In the 1977 Luis Bunuel picture, That Obscure Object of Desire, fifty-something Mathieu (Fernando Rey) is crazy about, and forever frustrated by, a much younger woman, Conchita (alternately played by two actresses, Carole Bouquet and Angela Molina).
It has been declared, and might be widely believed, that this film concerns the uselessness of logic in our lives. I rather doubt it, for if that is the meaning, Object is a poor film for demonstrating such a thing. Consider the scene where Mathieu sees a woman holding in a baby’s blanket not an infant but a piglet! To my mind, what Bunuel is giving us is faulty absurdism and no-account surrealism.
The film’s action is punctuated by deadly terrorist acts, and here there could be a grave “message” about how people inescapably want sex and get death, especially in our absurd and agitated times. It is less digestible, though, that women in That Obscure Object of Desire are flat-out weird—Conchita is, and so is her mother—even psychotically so.
Refusing to sleep with Mathieu, Conchita nevertheless strips for him, the result being that both Bouquet and Molina expose their beautiful breasts. They do so rather excessively, but then Bunuel is a creep in this film.
(In French with English subtitles)
Joseph Dorman‘s Arguing the World (1998) is a dandy documentary about those who constitute what we universally call the New York Intellectuals, who reached adulthood during the early years of the 20th century. The men featured are Irving Howe, Daniel Bell, Nathan Glazer and Irving Kristol.
Because their families were poor, these four gents could and did receive a free education at New York’s City College, albeit they primarily educated themselves there since so many of the profs were mediocre. A politically radical quartet they became: they were Jews at a time when, the film explains, young Jews were frequently attracted to socialism. But, except for Howe, they didn’t stay radical. Their fondness for socialism could not translate into the pro-Communism and even pro-Stalinism that other lefty intellectuals were espousing. Dorman traces the responses and attitudes of the men to such successive events as the McCarthy hearings, the rise of the New Left, and the Vietnam War protests.

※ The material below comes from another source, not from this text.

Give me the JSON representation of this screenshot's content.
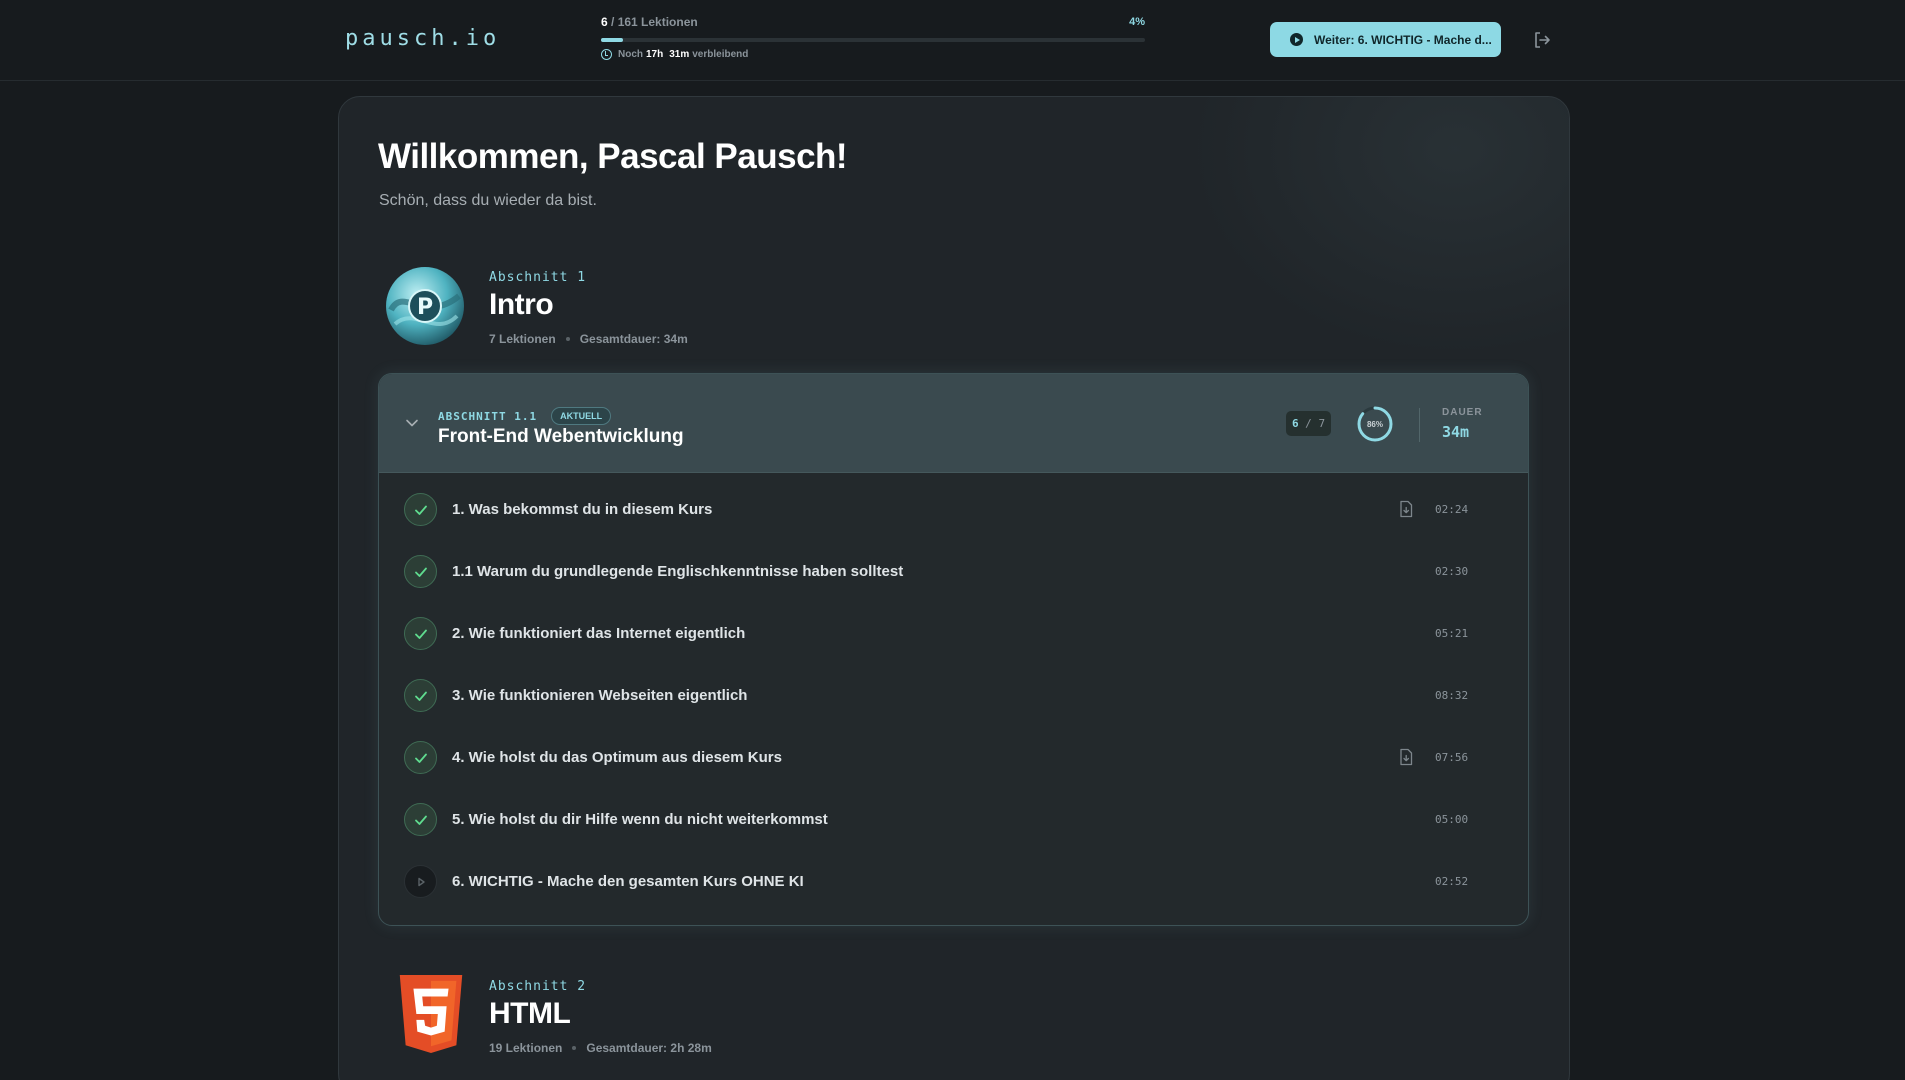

The Partisan Review crowd—this is what they were; they wrote articles for that particular liberal publication. Diana Trilling appears in the film and says the members of this crowd didn’t know how to behave—“they knew how to think, not how to behave”—but to their credit Bell, et al. found they could not wholly disdain the thinking of the “vulgar” Joe McCarthy.
For his part, Irving Howe calls McCarthy a thug. A socialist to the end, Howe was also an excellent literary critic, a fact which doesn’t interest Dorman. What does interest him is that in the Fifties Howe criticized the other Intellectuals for making peace with the status quo, for “conformity,” for renouncing social radicalism. Irving Kristol wants to know whether Howe was accusing him of “conforming” to the commonly held view that America is a good country, for, after all, Kristol had always had that opinion.

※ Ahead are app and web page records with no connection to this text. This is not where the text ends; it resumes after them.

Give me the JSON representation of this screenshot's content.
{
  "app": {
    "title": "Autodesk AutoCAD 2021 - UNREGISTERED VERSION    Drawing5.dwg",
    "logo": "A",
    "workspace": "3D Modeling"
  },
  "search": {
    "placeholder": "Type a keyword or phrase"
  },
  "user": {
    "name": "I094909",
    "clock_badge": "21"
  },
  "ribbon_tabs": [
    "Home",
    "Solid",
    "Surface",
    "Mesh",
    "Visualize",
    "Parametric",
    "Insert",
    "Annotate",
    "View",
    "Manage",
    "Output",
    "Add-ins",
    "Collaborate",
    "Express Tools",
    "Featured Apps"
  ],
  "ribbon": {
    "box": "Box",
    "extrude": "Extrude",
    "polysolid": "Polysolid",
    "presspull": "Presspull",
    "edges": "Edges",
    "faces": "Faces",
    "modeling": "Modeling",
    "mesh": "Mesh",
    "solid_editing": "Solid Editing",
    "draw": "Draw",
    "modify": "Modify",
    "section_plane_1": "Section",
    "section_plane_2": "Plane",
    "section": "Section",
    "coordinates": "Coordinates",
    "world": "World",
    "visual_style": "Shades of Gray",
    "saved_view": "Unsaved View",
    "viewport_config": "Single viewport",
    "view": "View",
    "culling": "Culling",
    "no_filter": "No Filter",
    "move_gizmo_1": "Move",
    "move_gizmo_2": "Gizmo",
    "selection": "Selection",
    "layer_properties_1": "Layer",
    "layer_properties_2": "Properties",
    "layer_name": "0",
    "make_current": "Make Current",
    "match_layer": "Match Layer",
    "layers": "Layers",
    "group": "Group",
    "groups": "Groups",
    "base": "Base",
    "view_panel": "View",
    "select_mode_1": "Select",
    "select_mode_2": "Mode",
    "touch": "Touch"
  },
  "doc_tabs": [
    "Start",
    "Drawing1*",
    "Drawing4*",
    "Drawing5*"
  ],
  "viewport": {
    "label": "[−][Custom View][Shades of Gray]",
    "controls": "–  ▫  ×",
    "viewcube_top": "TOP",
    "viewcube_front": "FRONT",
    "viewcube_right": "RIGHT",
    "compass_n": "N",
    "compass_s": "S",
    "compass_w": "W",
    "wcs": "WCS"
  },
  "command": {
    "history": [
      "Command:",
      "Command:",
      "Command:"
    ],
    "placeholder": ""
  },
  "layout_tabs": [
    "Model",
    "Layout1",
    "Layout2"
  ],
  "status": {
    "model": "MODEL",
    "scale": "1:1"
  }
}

A few years ago I discovered that Kristol commented in a mid-1970s essay of his on how liberalism inevitably makes “a mess of things” before the people vote it out. Clearly the former radical became anti-Left, and, in point of fact, a conservative. All four of the men, however, had to encounter the anti-anti-Communism of student rebels of the 1960s, since all four were professors. Nathan Glazer thought the students were “wrecking the university,” and Bell saw Tom Hayden as “the Richard Nixon of the Left.” They deplored the New Left’s intellectual superficiality, although in fairness they were offended by the thinking of inexperienced young people, folks no blinder, perhaps, than the Intellectuals themselves when they were young. Even so, something necessary goes on here. Dorman interviews the radical Hayden and Todd Gitlin, now middle-aged, and as James Bowman has written, “[Both] those gentlemen together with others of their persuasion are brought before the camera to display for us those endearing qualities which have done so much to create the present state of intellectual totalitarianism that prevails in American academic and intellectual life” (JamesBowman.net). Yep, that’s today’s academic life for you. Not nearly as worthy as this documentary.
The letters in the subdued religious film, The Letters (2015), by William Rieard, are those of Mother Teresa, and they incite a discussion between Teresa’s spiritual director and a priest from the Vatican. Coinciding with this is a dramatization of the nun’s work with the impoverished of Calcutta and her efforts to establish a new Catholic congregation, the Missionaries of Charity.
Mother Teresa eventually believed that God was not “in” her, that He had in fact abandoned her. Judging from what’s in this film—how accurate is it?—it is impossible to maintain that she did not know, and experience, God. And yet . . . what is the truth? Celeste van Exem, the spiritual director (played by Max von Sydow), suggests that the distress Teresa felt was an essential element in her ministry, but is this really true? . . . In any case, it must be admitted that van Exem’s words are an example of the movie’s unexceptional dialogue. It is pleasant, though, to watch the acting of von Sydow and Juliet Stevenson (Teresa)—among others, for sure—but aesthetically unworthy that, as one Serena Donadoni put it, “What’s missing is [Teresa’s] own anguished voice from the letters.”